Rambam (Hilchot Shabbat 9:11) identifies Sechitah (squeezing) as “MiTzorchei HaKibus” and is therefore prohibited. The Avnei Neizer explains this concept, stating that when water is absorbed in a garment, the water particles combine with the dirt particles. Therefore, squeezing cleans out this dirty water, which in turn cleans the garment. Shifshuf involves scrubbing or vigorously rubbing a garment even when dry. It is included under this prohibition because the friction that occurs in this process acts to remove the dirt or soil from the garment. Therefore, one may not scratch a Cholent pot or any such stain in one’s suit on Shabbat even without the application of any water medium. One may, however, scrape off the surface layer of the stain, as this does not constitute a true act of Shifshuf. This is not defined as Melabein since the surface layer is not truly absorbed into the fabric of the garment.
Cleaning garments without liquids
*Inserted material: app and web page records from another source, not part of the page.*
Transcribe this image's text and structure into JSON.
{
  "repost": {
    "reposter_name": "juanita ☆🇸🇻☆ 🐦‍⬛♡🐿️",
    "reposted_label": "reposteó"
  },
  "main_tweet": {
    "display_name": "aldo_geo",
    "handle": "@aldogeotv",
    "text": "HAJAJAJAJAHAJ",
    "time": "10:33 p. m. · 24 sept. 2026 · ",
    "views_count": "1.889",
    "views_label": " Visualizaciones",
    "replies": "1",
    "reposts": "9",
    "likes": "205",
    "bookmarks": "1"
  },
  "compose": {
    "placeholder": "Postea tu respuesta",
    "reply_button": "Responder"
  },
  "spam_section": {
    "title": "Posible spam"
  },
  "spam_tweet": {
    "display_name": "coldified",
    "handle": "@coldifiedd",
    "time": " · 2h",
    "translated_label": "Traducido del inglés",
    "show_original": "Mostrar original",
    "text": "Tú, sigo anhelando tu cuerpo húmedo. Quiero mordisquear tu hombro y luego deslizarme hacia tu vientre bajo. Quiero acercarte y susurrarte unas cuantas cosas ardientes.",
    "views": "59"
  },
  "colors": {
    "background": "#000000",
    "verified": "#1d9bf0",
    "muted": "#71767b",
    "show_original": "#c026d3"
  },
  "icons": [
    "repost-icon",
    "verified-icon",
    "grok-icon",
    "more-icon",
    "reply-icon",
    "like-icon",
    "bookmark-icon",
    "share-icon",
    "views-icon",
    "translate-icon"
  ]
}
The Gemara (Shabbat 147a) states that one who “shakes out a Talit on Shabbat is Chayav.” Rishonim differ as to what this case refers. Rashi (s.v. HaMiner) maintains that it is a case where the person’s Talit is covered with dust. Tosafot, quoting Rabbeinu Channanel, interprets this case as where the Talit had droplets of dew on it and one is violating Sechitah when shaking out the garment. Tosafot is perplexed by Rashi’s explanation, as they does not understand what category shaking out dust would fall under (it is not Shifshuf, as one is not scraping or scrubbing the garment but merely shaking it out). The Sha’ar HaTziyun (O.C. 302:41) elucidates Rashi’s opinion, claiming that since shaking this garment accomplishes a significant goal, it is prohibited. The Shulchan Aruch rules in accordance with Tosafot and Rama adds that we should accommodate Rashi’s stringent opinion. Therefore, the Mishnah Berurah cautions that one should not hang his coat or hat in a place where it is subject to fall into dust or dirt. If one finds himself in a situation where he has dust on his pants, the Mishnah Berurah (O.C. 302:6) permits relying on the opinion of Tosafot and asking a non-Jew to clean off the dust. If a non-Jew is unavailable in a situation of Kevod HaBeri’ot (human dignity, e.g. getting up to speak in front of a group) one might be permitted to brush off the dust in an unusual manner.
Folding a garment on its hemline constitutes an Isur MiDeRabanan. This is quoted in the portion of Rambam where he discusses various Isurei DeRabanan on Shabbat (Hilchot Shabbat, 22:22). This is because folding is most often done after the completion of the Kibus process in order to maintain the quality of the garment. Accordingly, one must be careful not to fold one’s Shabbat pants or Talit on his respective hemlines.
In addition, hanging up wet garments in places that you normally hang things to dry (clothesline, laundry room, over a shower) is prohibited MiDeRabanan because of Mar’it Ayin (it appears that one washed the item on Shabbat). This is because a passerby might conclude that the clothes were washed on Shabbat (O.C. 301:45). The Mishnah Berurah (ibid. 164) notes that clothes that have become wet from the waste of a child may be hung to dry because the waste is visible to all, and therefore no one will suspect violation of Kibus. Similarly, Rav Moshe Feinstein and Rav Shlomo Zalman Auerbach rule that if one’s clothes become wet it is permissible to hang up the clothes if they are dry-clean only (suit jacket, Shabbos coat). Since these articles are never washed using water, it is unreasonable to suspect they were washed. Thus, it does not pose a problem of Mar’it Ayin.
We have discussed some of the parameters of the Melachah of Melabein and highlighted some of its primary applications. Hopefully we shall make every effort to observe these Halachot properly, thereby enhancing the Kedushah of Shabbat.